The way we consider the past, the present, and the future has an effect on what we believe and how we act. While research shows that the illusions created by rosy retrospection can have a positive impact on our mental well-being (because a positive memory will make you happier), they can also alter our memories in ways that affect our present decisions.

One of the major problems with declinism is that it can become a self-fulfilling prophecy. Josef Joffe, editor and Senior Fellow of Stanford’s Freeman Spogli Institute for International Studies, explains that “obsessively fretting about your possible decline can be a good way to produce it.”

Another issue is that an overly rosy outlook on the past can cause us to ignore our past mistakes, in a way that prevents us from learning from them; combined with declinism and the belief that the future will be worse, it may lead it us repeat the same behaviours without betting on ourselves or other favourable outcomes. “The past was great, the future is bleak—I’ll just play it safe and stick to what I know,” you may think. Not a great mindset for personal growth.

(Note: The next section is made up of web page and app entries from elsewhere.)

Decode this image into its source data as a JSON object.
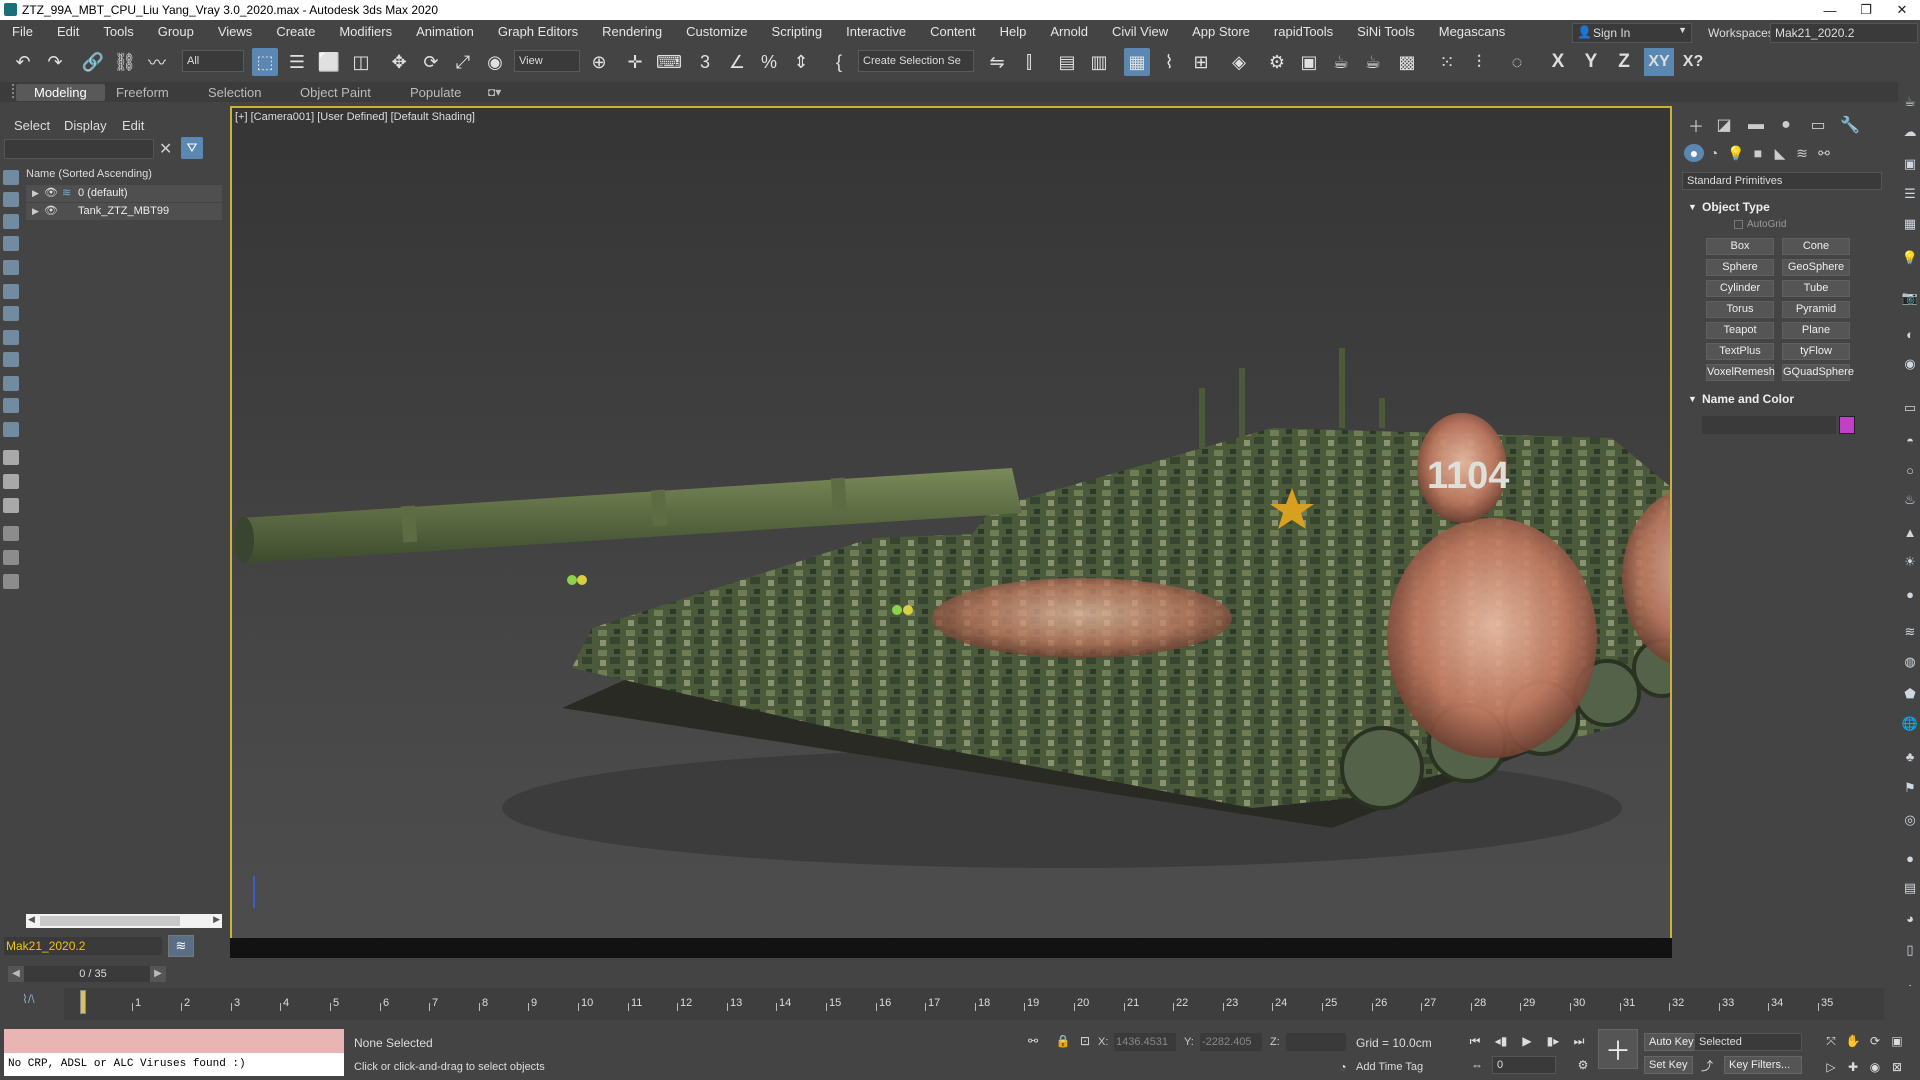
{
  "window": {
    "title": "ZTZ_99A_MBT_CPU_Liu Yang_Vray 3.0_2020.max - Autodesk 3ds Max 2020",
    "controls": [
      "—",
      "❐",
      "✕"
    ]
  },
  "menu": {
    "items": [
      "File",
      "Edit",
      "Tools",
      "Group",
      "Views",
      "Create",
      "Modifiers",
      "Animation",
      "Graph Editors",
      "Rendering",
      "Customize",
      "Scripting",
      "Interactive",
      "Content",
      "Help",
      "Arnold",
      "Civil View",
      "App Store",
      "rapidTools",
      "SiNi Tools",
      "Megascans"
    ],
    "sign_in": "Sign In",
    "workspaces_label": "Workspaces:",
    "workspace_value": "Mak21_2020.2"
  },
  "toolbar": {
    "filter_value": "All",
    "ref_coord_value": "View",
    "selection_set_placeholder": "Create Selection Se",
    "axis_labels": [
      "X",
      "Y",
      "Z",
      "XY",
      "X?"
    ]
  },
  "ribbon": {
    "tabs": [
      "Modeling",
      "Freeform",
      "Selection",
      "Object Paint",
      "Populate"
    ]
  },
  "scene_explorer": {
    "menu": [
      "Select",
      "Display",
      "Edit"
    ],
    "column_header": "Name (Sorted Ascending)",
    "rows": [
      {
        "label": "0 (default)"
      },
      {
        "label": "Tank_ZTZ_MBT99"
      }
    ],
    "layer_value": "Mak21_2020.2"
  },
  "viewport": {
    "label": "[+] [Camera001] [User Defined] [Default Shading]",
    "turret_marking": "1104"
  },
  "command_panel": {
    "category": "Standard Primitives",
    "object_type_title": "Object Type",
    "autogrid_label": "AutoGrid",
    "buttons": [
      "Box",
      "Cone",
      "Sphere",
      "GeoSphere",
      "Cylinder",
      "Tube",
      "Torus",
      "Pyramid",
      "Teapot",
      "Plane",
      "TextPlus",
      "tyFlow",
      "VoxelRemesh",
      "GQuadSphere"
    ],
    "name_color_title": "Name and Color",
    "object_color": "#c040c8"
  },
  "timeline": {
    "slider_label": "0 / 35",
    "ticks": [
      "0",
      "1",
      "2",
      "3",
      "4",
      "5",
      "6",
      "7",
      "8",
      "9",
      "10",
      "11",
      "12",
      "13",
      "14",
      "15",
      "16",
      "17",
      "18",
      "19",
      "20",
      "21",
      "22",
      "23",
      "24",
      "25",
      "26",
      "27",
      "28",
      "29",
      "30",
      "31",
      "32",
      "33",
      "34",
      "35"
    ]
  },
  "status": {
    "script_output": "No CRP, ADSL or ALC Viruses found :)",
    "selection": "None Selected",
    "prompt": "Click or click-and-drag to select objects",
    "x_label": "X:",
    "x_value": "1436.4531",
    "y_label": "Y:",
    "y_value": "-2282.405",
    "z_label": "Z:",
    "z_value": "",
    "grid": "Grid = 10.0cm",
    "add_time_tag": "Add Time Tag",
    "auto_key": "Auto Key",
    "set_key": "Set Key",
    "key_mode": "Selected",
    "key_filters": "Key Filters...",
    "frame_value": "0"
  },
  "colors": {
    "accent": "#5b87b3",
    "viewport_border": "#c9b13b",
    "layer_text": "#f2c40e"
  }
}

How to avoid the trap of declinism

Of course, things are not always going up and to the right. Civilizations fall, startups fail, relationships fall apart. Avoiding the trap of declinism does not mean you need to have a positive outlook on everything—rather, it means you should be nuanced in the way you consider the past and predict the future. A few strategies can help avoiding declinism:

  • Beware of rosy retrospection. A bit of healthy nostalgia won’t hurt anyone, but it is important to keep in mind how biased our memories can be. Whenever you feel overly positive about a past experience, remember that you may be judging the past disproportionately more positively than you are judging the present. If that past experience is part of your calculations for a present decision, discuss your memory with colleagues or friends to assess how accurate it is. Ask them how they remember the event, what aspects they enjoyed, and what aspect they think could have been better. You won’t be able to recollect all of the details, but try your best to paint a fair picture in your mind.
  • Practice calculated optimism. Instead of seeing the future as gloomy, explore potential areas of opportunity. Do your research and make some informed bets. Not all of your predictions will come true, some of your ideas or investments will fail, the goal is to keep on being part of the game. As with the past, discuss the future with other people so you can form a nuanced picture in your mind.
  • Focus on long-term success. There will be ups and downs, but do not confuse a temporary drawback with an insurmountable challenge. Success is not linear. Even if things get hard, keep on investing in yourself, your loved ones and your projects. The only real failure is stagnation.

Life is full of uncertainty. Individuals, relationships, companies, and even ideas all go through cycles of growth and decline. Instead of always seeing the past as perfect and the future as bleak, practice nuanced thinking so you can achieve your long-term goals and maximize your personal growth.